‘Participatory Welfare’ is the term coined by the current Roh Moo-hyun government to distinguish its welfare reform from the previous Kim Dae-jung government’s ‘Productive Welfare’ policies. While the use of term ‘participatory’ is a convenient extension of its slogan ‘Participatory Government’, the details of Participatory Welfare are still evolving and results have yet to be seen. Observed from the documents and policies proposed or implemented so far, it has two key dimensions: promoting ‘participation’ and building up of a ‘welfare community’. The reforms are located in a context of civil society calling for greater participation and reforms in an increasingly polarized society. Besides continuing the reforms initiated by the previous government, new and strengthened emphasis has been put on promoting welfare rights and redistributions, fostering gender equality and inclusion, and the citizen’s participation in the provision and management of welfare services. Yet, it also emphasizes the traditional view of individual and community responsibility. The reforms are both progressive and conservative in nature and are still to be subjected to reality’s test. The reforms are facing challenges from the opposition – political parties, traditional elites, bureaucracy, capitalists and even the trade unions. It is doubtful whether the community and individuals are so ready to take up the expected roles and duties.
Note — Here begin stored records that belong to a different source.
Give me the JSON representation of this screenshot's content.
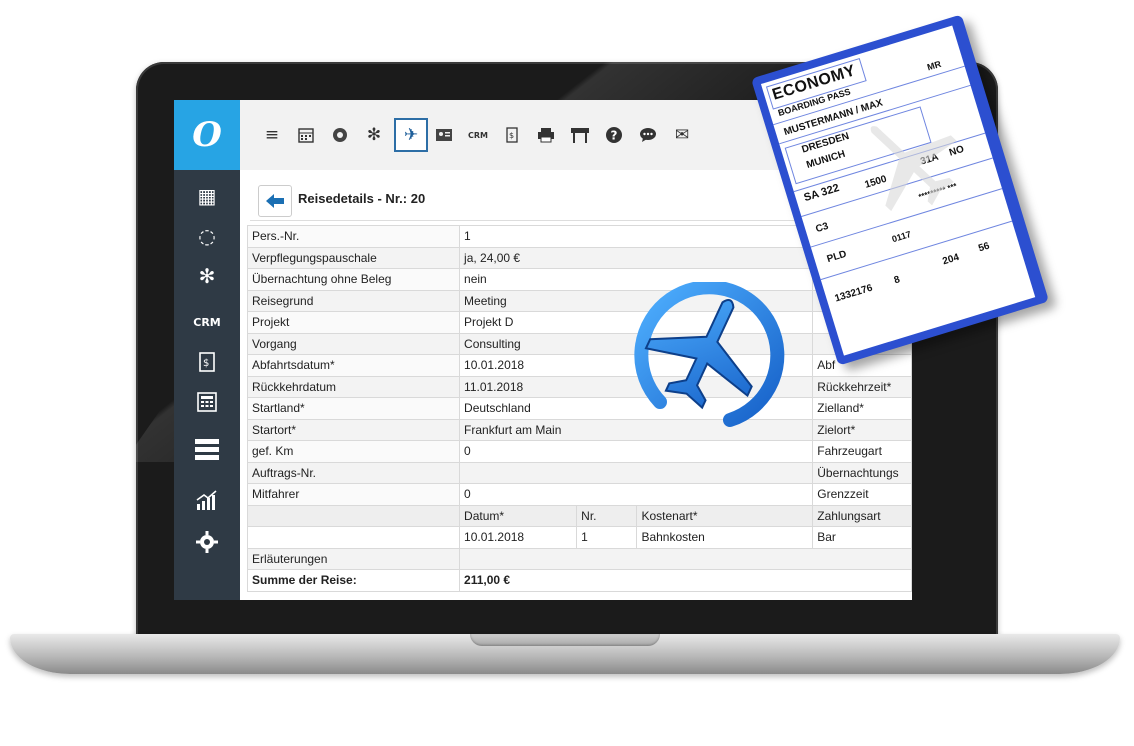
{
  "app": {
    "logo": "O",
    "page_title": "Reisedetails - Nr.: 20"
  },
  "sidebar": {
    "items": [
      {
        "icon": "calendar-icon",
        "glyph": "▦"
      },
      {
        "icon": "circle-icon",
        "glyph": "◌"
      },
      {
        "icon": "bug-icon",
        "glyph": "✻"
      },
      {
        "icon": "crm-icon",
        "label": "CRM"
      },
      {
        "icon": "invoice-icon",
        "glyph": "$"
      },
      {
        "icon": "calculator-icon",
        "glyph": "▦"
      },
      {
        "icon": "menu-icon",
        "glyph": "☰"
      },
      {
        "icon": "chart-icon",
        "glyph": "↗"
      },
      {
        "icon": "gear-icon",
        "glyph": "⚙"
      }
    ]
  },
  "toolbar": {
    "items": [
      {
        "icon": "menu-icon",
        "glyph": "≡"
      },
      {
        "icon": "calendar-icon",
        "glyph": "▦"
      },
      {
        "icon": "coin-icon",
        "glyph": "◉"
      },
      {
        "icon": "bug-icon",
        "glyph": "✻"
      },
      {
        "icon": "plane-icon",
        "glyph": "✈",
        "active": true
      },
      {
        "icon": "id-card-icon",
        "glyph": "▣"
      },
      {
        "icon": "crm-icon",
        "label": "CRM"
      },
      {
        "icon": "invoice-icon",
        "glyph": "$"
      },
      {
        "icon": "printer-icon",
        "glyph": "▬"
      },
      {
        "icon": "barrier-icon",
        "glyph": "⊓"
      },
      {
        "icon": "help-icon",
        "glyph": "?"
      },
      {
        "icon": "chat-icon",
        "glyph": "•"
      },
      {
        "icon": "mail-icon",
        "glyph": "✉"
      }
    ]
  },
  "details": {
    "rows": [
      {
        "label": "Pers.-Nr.",
        "value": "1",
        "right": ""
      },
      {
        "label": "Verpflegungspauschale",
        "value": "ja, 24,00 €",
        "right": ""
      },
      {
        "label": "Übernachtung ohne Beleg",
        "value": "nein",
        "right": ""
      },
      {
        "label": "Reisegrund",
        "value": "Meeting",
        "right": ""
      },
      {
        "label": "Projekt",
        "value": "Projekt D",
        "right": ""
      },
      {
        "label": "Vorgang",
        "value": "Consulting",
        "right": ""
      },
      {
        "label": "Abfahrtsdatum*",
        "value": "10.01.2018",
        "right": "Abf"
      },
      {
        "label": "Rückkehrdatum",
        "value": "11.01.2018",
        "right": "Rückkehrzeit*"
      },
      {
        "label": "Startland*",
        "value": "Deutschland",
        "right": "Zielland*"
      },
      {
        "label": "Startort*",
        "value": "Frankfurt am Main",
        "right": "Zielort*"
      },
      {
        "label": "gef. Km",
        "value": "0",
        "right": "Fahrzeugart"
      },
      {
        "label": "Auftrags-Nr.",
        "value": "",
        "right": "Übernachtungs"
      },
      {
        "label": "Mitfahrer",
        "value": "0",
        "right": "Grenzzeit"
      }
    ],
    "cost_header": {
      "datum": "Datum*",
      "nr": "Nr.",
      "kostenart": "Kostenart*",
      "zahlungsart": "Zahlungsart"
    },
    "cost_row": {
      "datum": "10.01.2018",
      "nr": "1",
      "kostenart": "Bahnkosten",
      "zahlungsart": "Bar"
    },
    "erlaeuterungen_label": "Erläuterungen",
    "sum_label": "Summe der Reise:",
    "sum_value": "211,00 €"
  },
  "boarding_pass": {
    "class": "ECONOMY",
    "title": "BOARDING PASS",
    "name": "MUSTERMANN / MAX",
    "salutation": "MR",
    "from": "DRESDEN",
    "to": "MUNICH",
    "flight": "SA 322",
    "boarding_time": "1500",
    "seat": "31A",
    "smoking": "NO",
    "gate": "C3",
    "info": "*********  ***",
    "pcs": "PLD",
    "additional": "0117",
    "document_number": "1332176",
    "num_8": "8",
    "num_204": "204",
    "num_56": "56",
    "colors": {
      "border": "#2c4fd0"
    }
  },
  "colors": {
    "accent": "#27a4e4",
    "sidebar": "#2f3a45",
    "plane": "#2e8fe8"
  }
}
Chan, K. H. R. (2006). Participatory welfare in South Korea : meaning and issues (CAPS Working Paper Series No.174). Retrieved from Lingnan University website: http://commons.ln.edu.hk/capswp/9